Korea’s demilitarized zone (DMZ) is known for barbed wire fences, guard posts and minefields; not tourism. However, in the 66 years since it was erected, this buffer between rival countries (North and South Korea) has unintentionally become a photogenic, 240km long safe haven for animals.
Only problem is, two heavily armed militaries sit 4.5km in either direction, and it’s off-limits to visitors.

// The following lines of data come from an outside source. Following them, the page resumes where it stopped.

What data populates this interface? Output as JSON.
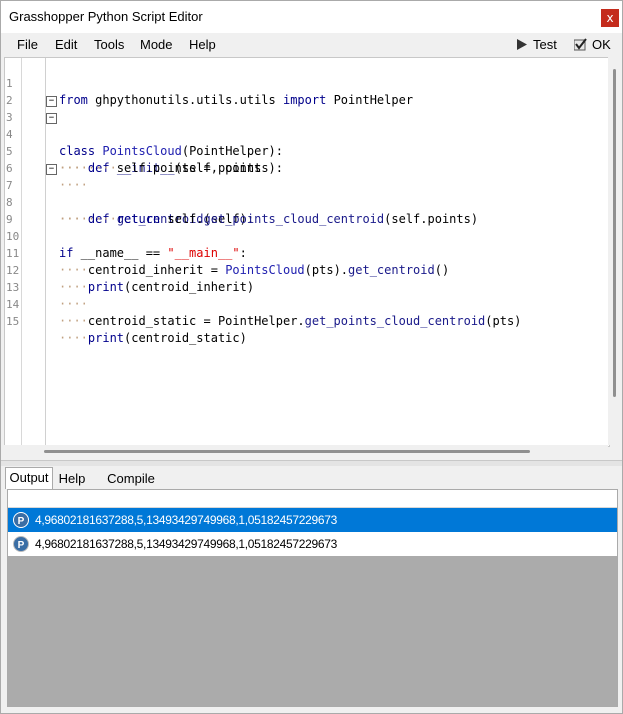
{
  "window": {
    "title": "Grasshopper Python Script Editor",
    "close": "x"
  },
  "menu": {
    "items": [
      "File",
      "Edit",
      "Tools",
      "Mode",
      "Help"
    ]
  },
  "toolbar": {
    "test_label": "Test",
    "ok_label": "OK"
  },
  "editor": {
    "lines": [
      {
        "n": "1"
      },
      {
        "n": "2"
      },
      {
        "n": "3"
      },
      {
        "n": "4"
      },
      {
        "n": "5"
      },
      {
        "n": "6"
      },
      {
        "n": "7"
      },
      {
        "n": "8"
      },
      {
        "n": "9"
      },
      {
        "n": "10"
      },
      {
        "n": "11"
      },
      {
        "n": "12"
      },
      {
        "n": "13"
      },
      {
        "n": "14"
      },
      {
        "n": "15"
      }
    ],
    "tokens": {
      "l1": [
        "from",
        " ghpythonutils.utils.utils ",
        "import",
        " PointHelper"
      ],
      "l3": [
        "class",
        " ",
        "PointsCloud",
        "(PointHelper):"
      ],
      "l4": [
        "····",
        "def",
        " ",
        "__init__",
        "(self, points):"
      ],
      "l5": [
        "········",
        "self.points = points"
      ],
      "l6": [
        "····"
      ],
      "l7": [
        "····",
        "def",
        " ",
        "get_centroid",
        "(self):"
      ],
      "l8": [
        "········",
        "return",
        " self.",
        "get_points_cloud_centroid",
        "(self.points)"
      ],
      "l10": [
        "if",
        " __name__ == ",
        "\"__main__\"",
        ":"
      ],
      "l11": [
        "····",
        "centroid_inherit = ",
        "PointsCloud",
        "(pts).",
        "get_centroid",
        "()"
      ],
      "l12": [
        "····",
        "print",
        "(centroid_inherit)"
      ],
      "l13": [
        "····"
      ],
      "l14": [
        "····",
        "centroid_static = PointHelper.",
        "get_points_cloud_centroid",
        "(pts)"
      ],
      "l15": [
        "····",
        "print",
        "(centroid_static)"
      ]
    }
  },
  "tabs": [
    "Output",
    "Help",
    "Compile"
  ],
  "output": {
    "rows": [
      "4,96802181637288,5,13493429749968,1,05182457229673",
      "4,96802181637288,5,13493429749968,1,05182457229673"
    ]
  },
  "colors": {
    "selection": "#0078d7",
    "keyword": "#00008b",
    "string": "#dd0000",
    "close": "#c42b1c"
  }
}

That is, it was, until last week.
As Vice Asia yesterday reported, “For the first time since it was established in 1953, that DMZ is being opened up to the public for a series of picturesque hiking trails along the volatile frontline.”

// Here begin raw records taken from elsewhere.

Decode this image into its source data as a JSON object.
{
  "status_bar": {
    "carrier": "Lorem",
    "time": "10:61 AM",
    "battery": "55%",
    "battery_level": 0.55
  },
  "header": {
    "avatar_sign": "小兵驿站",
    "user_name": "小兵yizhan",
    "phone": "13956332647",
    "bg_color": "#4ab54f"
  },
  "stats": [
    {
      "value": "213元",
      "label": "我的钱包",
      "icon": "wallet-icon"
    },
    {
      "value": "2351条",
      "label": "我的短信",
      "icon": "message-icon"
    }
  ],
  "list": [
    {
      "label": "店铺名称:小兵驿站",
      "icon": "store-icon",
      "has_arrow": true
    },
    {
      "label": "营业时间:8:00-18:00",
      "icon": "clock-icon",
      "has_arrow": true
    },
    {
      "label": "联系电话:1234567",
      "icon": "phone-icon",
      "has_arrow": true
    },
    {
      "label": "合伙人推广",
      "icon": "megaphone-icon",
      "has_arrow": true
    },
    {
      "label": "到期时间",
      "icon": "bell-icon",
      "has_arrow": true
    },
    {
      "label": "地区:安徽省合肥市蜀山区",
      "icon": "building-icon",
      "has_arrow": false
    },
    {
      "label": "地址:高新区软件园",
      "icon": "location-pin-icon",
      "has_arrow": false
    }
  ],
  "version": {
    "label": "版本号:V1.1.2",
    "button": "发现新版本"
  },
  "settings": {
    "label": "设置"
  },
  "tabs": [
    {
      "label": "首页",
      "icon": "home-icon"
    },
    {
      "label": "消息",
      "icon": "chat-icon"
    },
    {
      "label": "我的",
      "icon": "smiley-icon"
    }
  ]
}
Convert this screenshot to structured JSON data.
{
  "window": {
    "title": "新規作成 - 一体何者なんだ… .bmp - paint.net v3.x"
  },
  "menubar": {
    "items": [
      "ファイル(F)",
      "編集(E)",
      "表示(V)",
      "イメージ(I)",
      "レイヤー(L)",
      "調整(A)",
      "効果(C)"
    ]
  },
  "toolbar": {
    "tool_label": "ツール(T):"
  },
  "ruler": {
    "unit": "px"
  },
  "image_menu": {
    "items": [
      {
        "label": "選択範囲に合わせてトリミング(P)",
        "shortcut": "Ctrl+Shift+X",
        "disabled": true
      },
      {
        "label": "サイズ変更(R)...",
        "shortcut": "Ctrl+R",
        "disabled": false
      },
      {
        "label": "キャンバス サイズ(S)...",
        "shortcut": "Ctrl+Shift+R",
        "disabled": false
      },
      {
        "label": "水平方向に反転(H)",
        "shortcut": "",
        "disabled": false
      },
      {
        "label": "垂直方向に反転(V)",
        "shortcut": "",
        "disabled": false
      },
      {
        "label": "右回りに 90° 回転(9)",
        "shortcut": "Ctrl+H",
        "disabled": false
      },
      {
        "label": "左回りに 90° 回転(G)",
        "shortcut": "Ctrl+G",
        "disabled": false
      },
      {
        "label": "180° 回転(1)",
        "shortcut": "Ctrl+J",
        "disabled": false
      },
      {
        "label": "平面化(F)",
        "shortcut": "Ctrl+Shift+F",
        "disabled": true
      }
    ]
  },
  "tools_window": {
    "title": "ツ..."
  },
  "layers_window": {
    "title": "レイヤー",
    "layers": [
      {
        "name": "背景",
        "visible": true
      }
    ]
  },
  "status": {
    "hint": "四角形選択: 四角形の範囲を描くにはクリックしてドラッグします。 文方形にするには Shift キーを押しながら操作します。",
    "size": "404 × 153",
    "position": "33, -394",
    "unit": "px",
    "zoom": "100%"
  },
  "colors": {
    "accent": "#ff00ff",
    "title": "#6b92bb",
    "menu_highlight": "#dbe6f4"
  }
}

Their information comes from the Korea Herald, which reported last Tuesday on the United Nations Command (UNC)’s decision to approve the opening of the DMZ for ‘peace trails’ in Goseong (a town on the east coast border), Cheorwon (a county in the Gangwon Province) and Pajut (a city in the Gyeonggi Province).
Gen. Robert Abrams, who leads the UNC, said in a press release that the Korean military has worked hard “to ensure the success (of this project)… while assuring visitors their safety remains paramount.”

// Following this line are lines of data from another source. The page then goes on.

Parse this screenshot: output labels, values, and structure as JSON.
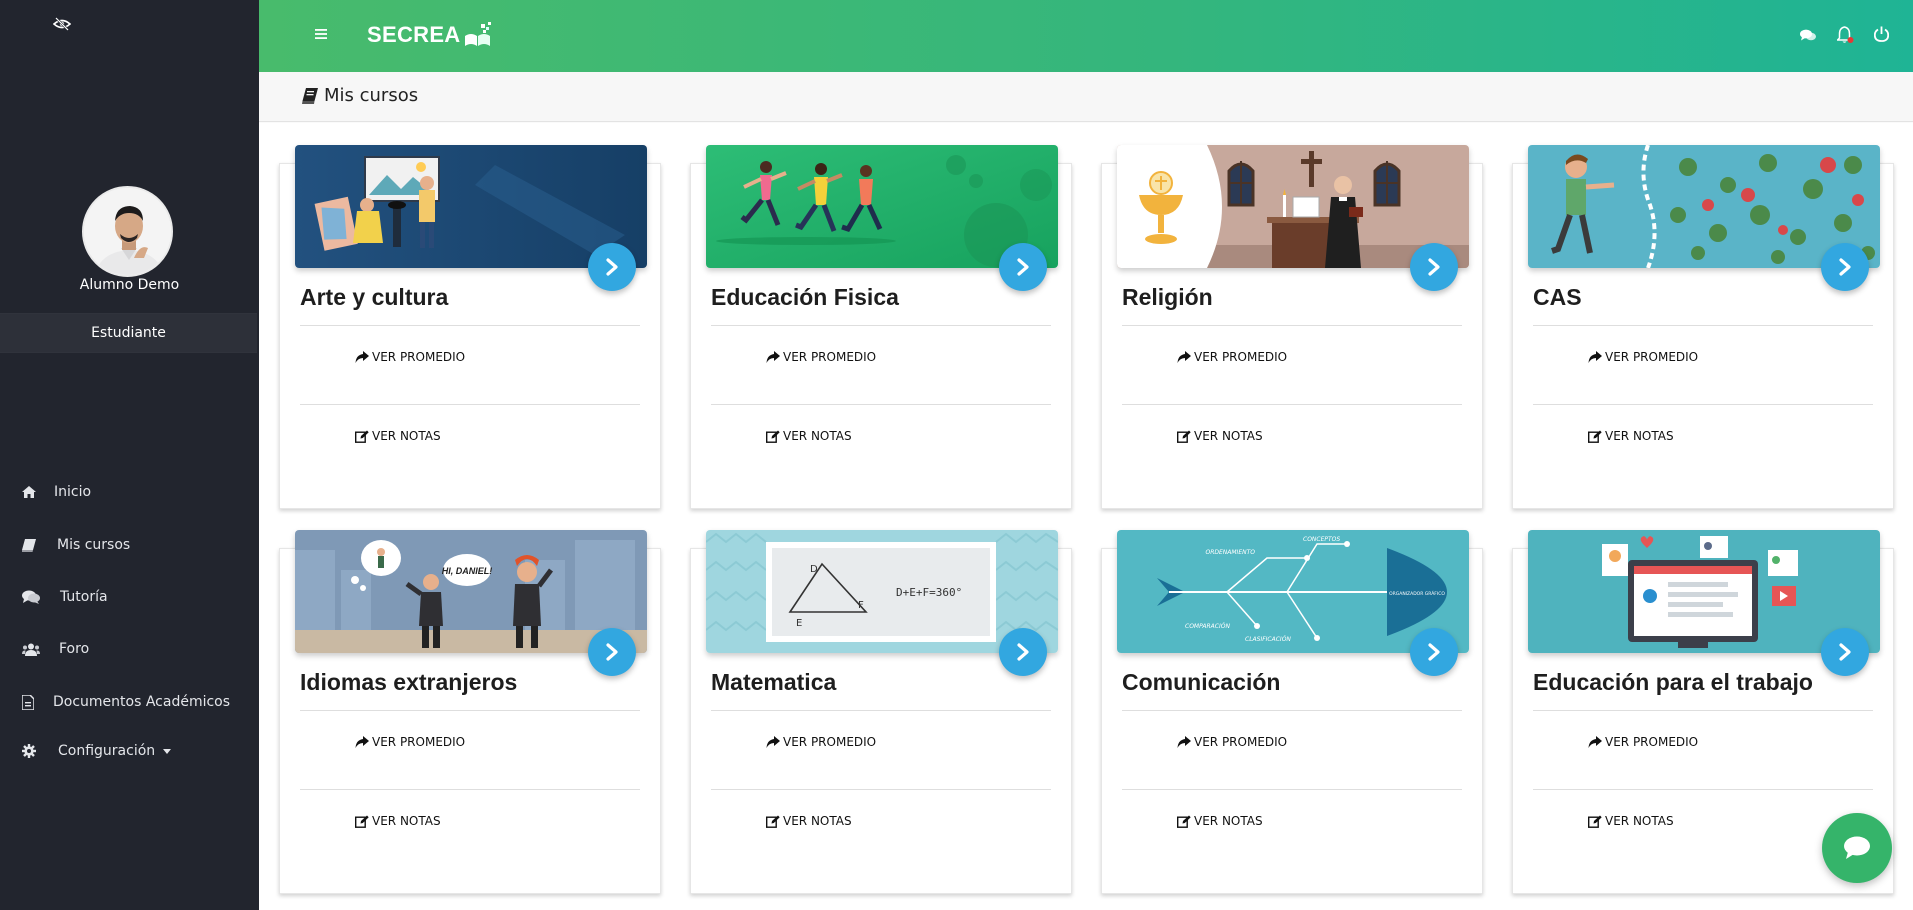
{
  "sidebar": {
    "user_name": "Alumno Demo",
    "role": "Estudiante",
    "items": [
      {
        "label": "Inicio",
        "icon": "home-icon"
      },
      {
        "label": "Mis cursos",
        "icon": "book-icon"
      },
      {
        "label": "Tutoría",
        "icon": "comments-icon"
      },
      {
        "label": "Foro",
        "icon": "users-icon"
      },
      {
        "label": "Documentos Académicos",
        "icon": "document-icon"
      },
      {
        "label": "Configuración",
        "icon": "gear-icon"
      }
    ]
  },
  "topbar": {
    "logo": "SECREA",
    "icons": [
      "menu-icon",
      "chat-icon",
      "bell-icon",
      "power-icon"
    ]
  },
  "page": {
    "title": "Mis cursos"
  },
  "courses": [
    {
      "title": "Arte y cultura",
      "promedio_label": "VER PROMEDIO",
      "notas_label": "VER NOTAS"
    },
    {
      "title": "Educación Fisica",
      "promedio_label": "VER PROMEDIO",
      "notas_label": "VER NOTAS"
    },
    {
      "title": "Religión",
      "promedio_label": "VER PROMEDIO",
      "notas_label": "VER NOTAS"
    },
    {
      "title": "CAS",
      "promedio_label": "VER PROMEDIO",
      "notas_label": "VER NOTAS"
    },
    {
      "title": "Idiomas extranjeros",
      "promedio_label": "VER PROMEDIO",
      "notas_label": "VER NOTAS"
    },
    {
      "title": "Matematica",
      "promedio_label": "VER PROMEDIO",
      "notas_label": "VER NOTAS"
    },
    {
      "title": "Comunicación",
      "promedio_label": "VER PROMEDIO",
      "notas_label": "VER NOTAS"
    },
    {
      "title": "Educación para el trabajo",
      "promedio_label": "VER PROMEDIO",
      "notas_label": "VER NOTAS"
    }
  ],
  "banner_text": {
    "idiomas_bubble": "HI, DANIEL!",
    "matematica_d": "D",
    "matematica_e": "E",
    "matematica_f": "F",
    "matematica_formula": "D+E+F=360°",
    "comunicacion_1": "CONCEPTOS",
    "comunicacion_2": "ORDENAMIENTO",
    "comunicacion_3": "COMPARACIÓN",
    "comunicacion_4": "CLASIFICACIÓN",
    "comunicacion_5": "ORGANIZADOR GRÁFICO"
  },
  "colors": {
    "sidebar_bg": "#22252e",
    "topbar_start": "#48bb6c",
    "topbar_end": "#1fb495",
    "button_blue": "#32a7e0",
    "fab_green": "#35b46a"
  }
}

The hike also has symbolic significance, with the April 27th opening coinciding with the first anniversary of the Panmunjom Treaty signed by President Moon Jae-in and North Korean leader Kim Jong-un in 2018.
As reported by UPI, the first hikers—a group of 20 South Korean civilians—set off over the weekend to experience the “long-forbidden” zone, reportedly experiencing “mixed emotions” while walking along the barbed-wire fences and “marvelling at the wonderful scenery.”
While only Koreans have been so far, the Seoul government hopes to give visitors of all nationalities the chance to learn from Korea’s “pain of division” as well as enjoy the world’s most unlikely wildlife sanctuary, which now stands heads and shoulders above anything in North or South Korea.
As The Guardian reports, the DMZ is replete with “red-crowned cranes… white-naped cranes…100 species of fish, perhaps 45 types of amphibians and reptiles and over 1,000 different insect species,” as well as “over 1,600 types of vascular plants and more than 300 species of mushrooms, fungi and lichen.”
And that’s not to mention the rare mammals like Asiatic black bear, musk deer, spotted seals and even tigers (believed extinct on the peninsula since before Japanese occupation), which are rumoured to have made a resurgence as well.
If this strikes your fancy, “The tour will take place twice a day, six days a week, with the maximum number of people allowed for the walking route being set at 20 at one time and the vehicle tour at 80,” The Korea Herald reports.